The threat that an absence of empathy and tribalism poses can be significantly reduced if we diminish the hate-that-binds; we must stop a god’s pathological loathing for those who believe He is a figment of one man’s imagination from corrupting innocence.

How do we achieve this? We limit a child’s exposure to the Koran. We make the Book for adults only. By having you read what children who should be enjoying Babar the Elephant and Cinderella are reading, I hope to persuade you to do just that—for their sake, and ours.


[1]  Mary is the only woman mentioned by name in the Koran. Allah cannot avoid saying it in His self-serving account of the birth of her famous son. The infant Jesus, only a few hours after his birth and at the request of his mother who was being accused of having a child out of wedlock, would loudly proclaim that he is a prophet sent by Allah:

19:27 Then she brought him (the child) to her people, carrying him. They said: “O Mary, you have surely committed a strange thing.

19:28 “Sister of Aaron, your father was not an evil man and your mother was not unchaste.”

19:29 Whereupon she pointed to him.

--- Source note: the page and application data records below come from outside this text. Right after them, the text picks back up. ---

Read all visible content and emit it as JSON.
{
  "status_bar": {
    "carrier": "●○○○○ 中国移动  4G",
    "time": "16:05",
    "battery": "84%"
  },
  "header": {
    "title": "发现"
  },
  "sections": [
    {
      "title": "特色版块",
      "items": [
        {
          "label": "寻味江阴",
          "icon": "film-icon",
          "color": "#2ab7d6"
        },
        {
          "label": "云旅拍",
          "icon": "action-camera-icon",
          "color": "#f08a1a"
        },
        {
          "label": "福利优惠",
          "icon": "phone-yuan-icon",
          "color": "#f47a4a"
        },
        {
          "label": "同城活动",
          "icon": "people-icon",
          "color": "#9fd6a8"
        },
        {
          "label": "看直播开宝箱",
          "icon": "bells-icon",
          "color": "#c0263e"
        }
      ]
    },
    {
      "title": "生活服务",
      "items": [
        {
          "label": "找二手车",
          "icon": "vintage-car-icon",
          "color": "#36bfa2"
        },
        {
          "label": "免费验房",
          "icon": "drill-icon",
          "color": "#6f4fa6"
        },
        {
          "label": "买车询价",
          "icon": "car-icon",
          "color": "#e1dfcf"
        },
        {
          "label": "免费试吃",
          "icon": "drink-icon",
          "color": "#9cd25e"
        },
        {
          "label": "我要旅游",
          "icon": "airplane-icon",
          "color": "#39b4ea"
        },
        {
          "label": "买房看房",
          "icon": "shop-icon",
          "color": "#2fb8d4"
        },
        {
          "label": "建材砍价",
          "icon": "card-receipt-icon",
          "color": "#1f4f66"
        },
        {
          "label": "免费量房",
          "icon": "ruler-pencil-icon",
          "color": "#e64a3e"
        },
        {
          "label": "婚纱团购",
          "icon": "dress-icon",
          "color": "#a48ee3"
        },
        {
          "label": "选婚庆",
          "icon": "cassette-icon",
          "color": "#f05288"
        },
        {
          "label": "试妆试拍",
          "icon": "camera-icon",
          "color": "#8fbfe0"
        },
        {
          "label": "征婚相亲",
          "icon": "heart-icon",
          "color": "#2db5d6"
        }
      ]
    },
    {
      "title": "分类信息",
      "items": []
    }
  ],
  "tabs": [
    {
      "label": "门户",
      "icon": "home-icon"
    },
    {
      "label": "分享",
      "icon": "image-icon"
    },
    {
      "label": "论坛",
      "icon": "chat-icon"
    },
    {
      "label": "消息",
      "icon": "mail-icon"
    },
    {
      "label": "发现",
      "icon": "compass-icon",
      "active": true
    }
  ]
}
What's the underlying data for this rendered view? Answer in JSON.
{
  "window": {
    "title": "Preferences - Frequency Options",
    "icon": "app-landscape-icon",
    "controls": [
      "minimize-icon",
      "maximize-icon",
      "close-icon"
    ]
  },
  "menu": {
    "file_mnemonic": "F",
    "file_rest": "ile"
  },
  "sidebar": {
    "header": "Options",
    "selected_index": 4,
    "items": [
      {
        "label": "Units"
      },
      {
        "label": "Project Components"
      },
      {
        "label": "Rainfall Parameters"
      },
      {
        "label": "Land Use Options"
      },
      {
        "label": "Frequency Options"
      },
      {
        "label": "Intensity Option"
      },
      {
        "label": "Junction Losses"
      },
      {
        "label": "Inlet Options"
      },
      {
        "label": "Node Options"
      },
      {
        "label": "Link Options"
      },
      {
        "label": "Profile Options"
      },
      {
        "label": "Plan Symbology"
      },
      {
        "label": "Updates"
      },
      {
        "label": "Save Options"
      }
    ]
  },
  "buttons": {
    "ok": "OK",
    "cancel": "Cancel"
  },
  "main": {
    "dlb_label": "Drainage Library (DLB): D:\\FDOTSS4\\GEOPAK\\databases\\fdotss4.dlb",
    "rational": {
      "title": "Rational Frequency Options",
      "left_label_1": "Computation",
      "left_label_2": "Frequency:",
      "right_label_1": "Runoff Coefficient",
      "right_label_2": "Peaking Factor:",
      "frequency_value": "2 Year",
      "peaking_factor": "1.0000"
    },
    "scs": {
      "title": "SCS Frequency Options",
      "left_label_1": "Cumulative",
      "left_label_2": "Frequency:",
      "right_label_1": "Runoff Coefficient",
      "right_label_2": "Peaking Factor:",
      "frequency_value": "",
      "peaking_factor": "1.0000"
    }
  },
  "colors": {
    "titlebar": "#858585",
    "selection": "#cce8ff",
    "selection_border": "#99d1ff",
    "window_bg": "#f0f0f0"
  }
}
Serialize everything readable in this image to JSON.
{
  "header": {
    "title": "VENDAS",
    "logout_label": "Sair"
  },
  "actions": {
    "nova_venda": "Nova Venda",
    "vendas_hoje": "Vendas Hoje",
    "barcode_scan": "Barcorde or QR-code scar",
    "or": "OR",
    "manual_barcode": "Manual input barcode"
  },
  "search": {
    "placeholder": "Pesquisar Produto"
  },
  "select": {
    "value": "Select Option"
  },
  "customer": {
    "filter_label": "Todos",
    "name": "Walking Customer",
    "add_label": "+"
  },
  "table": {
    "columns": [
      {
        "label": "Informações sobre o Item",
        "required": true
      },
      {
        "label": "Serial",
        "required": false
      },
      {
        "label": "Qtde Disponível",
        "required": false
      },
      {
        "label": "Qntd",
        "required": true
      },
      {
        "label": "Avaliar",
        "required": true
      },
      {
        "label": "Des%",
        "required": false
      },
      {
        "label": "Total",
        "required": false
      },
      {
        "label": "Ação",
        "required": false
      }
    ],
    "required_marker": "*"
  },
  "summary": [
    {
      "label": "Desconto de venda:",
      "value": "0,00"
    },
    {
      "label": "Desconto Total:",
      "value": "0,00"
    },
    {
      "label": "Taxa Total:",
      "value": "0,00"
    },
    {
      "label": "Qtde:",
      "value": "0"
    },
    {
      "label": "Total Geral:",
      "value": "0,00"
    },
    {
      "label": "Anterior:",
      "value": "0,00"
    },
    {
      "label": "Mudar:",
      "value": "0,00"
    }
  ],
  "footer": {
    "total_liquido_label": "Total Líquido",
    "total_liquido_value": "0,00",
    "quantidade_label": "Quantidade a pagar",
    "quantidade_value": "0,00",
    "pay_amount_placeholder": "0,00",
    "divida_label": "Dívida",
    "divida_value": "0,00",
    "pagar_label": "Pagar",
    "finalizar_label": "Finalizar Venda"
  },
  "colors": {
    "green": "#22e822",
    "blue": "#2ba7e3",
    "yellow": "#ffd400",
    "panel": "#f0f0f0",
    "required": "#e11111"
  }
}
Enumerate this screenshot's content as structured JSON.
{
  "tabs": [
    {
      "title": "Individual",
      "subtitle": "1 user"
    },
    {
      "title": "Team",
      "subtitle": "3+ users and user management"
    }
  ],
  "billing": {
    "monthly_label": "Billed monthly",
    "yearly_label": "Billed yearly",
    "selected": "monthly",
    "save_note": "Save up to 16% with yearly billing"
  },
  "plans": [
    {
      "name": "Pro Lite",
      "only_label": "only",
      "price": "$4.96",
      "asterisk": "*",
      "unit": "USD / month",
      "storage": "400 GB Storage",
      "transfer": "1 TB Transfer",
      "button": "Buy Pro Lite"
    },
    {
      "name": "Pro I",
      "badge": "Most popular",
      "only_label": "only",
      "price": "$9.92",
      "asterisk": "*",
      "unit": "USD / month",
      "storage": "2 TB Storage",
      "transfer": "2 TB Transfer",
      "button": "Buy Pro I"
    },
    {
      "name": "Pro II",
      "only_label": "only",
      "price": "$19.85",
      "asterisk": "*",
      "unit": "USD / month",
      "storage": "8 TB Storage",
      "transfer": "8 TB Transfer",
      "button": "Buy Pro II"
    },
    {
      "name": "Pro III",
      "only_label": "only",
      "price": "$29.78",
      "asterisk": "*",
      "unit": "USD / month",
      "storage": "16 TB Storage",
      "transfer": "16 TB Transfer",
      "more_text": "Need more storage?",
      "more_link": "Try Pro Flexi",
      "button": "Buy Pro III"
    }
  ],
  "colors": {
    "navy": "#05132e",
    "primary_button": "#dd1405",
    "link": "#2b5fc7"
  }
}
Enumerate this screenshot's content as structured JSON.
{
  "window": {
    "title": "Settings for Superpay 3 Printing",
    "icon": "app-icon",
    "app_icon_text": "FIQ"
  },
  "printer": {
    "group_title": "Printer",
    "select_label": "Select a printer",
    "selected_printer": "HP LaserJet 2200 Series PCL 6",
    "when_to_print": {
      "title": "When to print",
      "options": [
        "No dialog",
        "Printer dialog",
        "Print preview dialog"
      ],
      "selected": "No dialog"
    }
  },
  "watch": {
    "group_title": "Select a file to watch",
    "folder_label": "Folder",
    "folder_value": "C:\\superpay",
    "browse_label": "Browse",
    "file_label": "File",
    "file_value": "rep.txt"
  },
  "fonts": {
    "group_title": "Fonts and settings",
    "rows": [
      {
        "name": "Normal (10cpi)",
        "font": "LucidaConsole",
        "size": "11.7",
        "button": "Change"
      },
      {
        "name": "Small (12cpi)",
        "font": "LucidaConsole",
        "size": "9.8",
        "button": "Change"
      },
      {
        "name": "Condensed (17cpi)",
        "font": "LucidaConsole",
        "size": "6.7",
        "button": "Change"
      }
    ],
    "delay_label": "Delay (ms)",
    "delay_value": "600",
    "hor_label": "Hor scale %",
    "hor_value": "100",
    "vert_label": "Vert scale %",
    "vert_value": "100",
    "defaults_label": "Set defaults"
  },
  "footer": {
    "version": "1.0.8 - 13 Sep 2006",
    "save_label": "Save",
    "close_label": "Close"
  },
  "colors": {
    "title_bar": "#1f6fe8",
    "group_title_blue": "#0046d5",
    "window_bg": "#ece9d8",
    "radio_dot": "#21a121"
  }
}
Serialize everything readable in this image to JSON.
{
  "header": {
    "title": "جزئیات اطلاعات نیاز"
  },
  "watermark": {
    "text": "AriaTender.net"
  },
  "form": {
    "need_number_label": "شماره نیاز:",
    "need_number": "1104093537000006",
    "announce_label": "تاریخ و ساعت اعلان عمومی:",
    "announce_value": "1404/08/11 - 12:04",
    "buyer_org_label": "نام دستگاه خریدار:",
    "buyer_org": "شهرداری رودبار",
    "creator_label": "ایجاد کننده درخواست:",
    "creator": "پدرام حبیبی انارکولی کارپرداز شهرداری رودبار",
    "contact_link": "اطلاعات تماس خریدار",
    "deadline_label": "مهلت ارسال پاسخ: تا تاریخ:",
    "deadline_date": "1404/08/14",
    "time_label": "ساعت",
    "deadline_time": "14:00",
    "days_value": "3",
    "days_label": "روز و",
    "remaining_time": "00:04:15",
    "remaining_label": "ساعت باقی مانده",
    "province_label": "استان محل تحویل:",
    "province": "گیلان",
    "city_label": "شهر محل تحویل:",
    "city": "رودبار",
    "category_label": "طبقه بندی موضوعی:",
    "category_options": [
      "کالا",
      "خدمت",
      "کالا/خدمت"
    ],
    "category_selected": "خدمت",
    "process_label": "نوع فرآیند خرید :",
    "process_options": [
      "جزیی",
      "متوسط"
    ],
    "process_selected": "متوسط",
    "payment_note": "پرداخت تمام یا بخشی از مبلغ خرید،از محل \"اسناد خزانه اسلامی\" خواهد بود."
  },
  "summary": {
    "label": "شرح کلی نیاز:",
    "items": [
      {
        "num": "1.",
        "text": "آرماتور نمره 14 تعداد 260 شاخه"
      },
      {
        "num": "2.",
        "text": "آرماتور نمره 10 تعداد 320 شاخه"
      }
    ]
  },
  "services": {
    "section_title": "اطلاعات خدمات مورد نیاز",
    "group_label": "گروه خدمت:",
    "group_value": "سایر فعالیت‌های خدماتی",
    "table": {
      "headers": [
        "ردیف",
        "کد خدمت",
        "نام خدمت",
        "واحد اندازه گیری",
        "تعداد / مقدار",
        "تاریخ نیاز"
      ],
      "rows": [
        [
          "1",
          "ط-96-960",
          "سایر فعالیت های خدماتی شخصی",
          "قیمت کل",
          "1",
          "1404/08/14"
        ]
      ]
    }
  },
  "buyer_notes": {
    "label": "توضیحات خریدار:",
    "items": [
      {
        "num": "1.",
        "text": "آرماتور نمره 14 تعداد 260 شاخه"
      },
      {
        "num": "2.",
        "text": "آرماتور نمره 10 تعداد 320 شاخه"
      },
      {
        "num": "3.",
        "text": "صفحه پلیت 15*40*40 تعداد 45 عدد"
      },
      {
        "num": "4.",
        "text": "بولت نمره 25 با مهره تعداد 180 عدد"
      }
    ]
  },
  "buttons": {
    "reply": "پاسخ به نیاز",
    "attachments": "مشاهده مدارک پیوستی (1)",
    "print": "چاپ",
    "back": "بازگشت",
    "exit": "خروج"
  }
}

They said: “How will we talk to one who is still an infant in the cradle?”

19:30 He (Jesus) said: “Indeed, I am the servant of Allah, Who gave me the Book and made me a Prophet.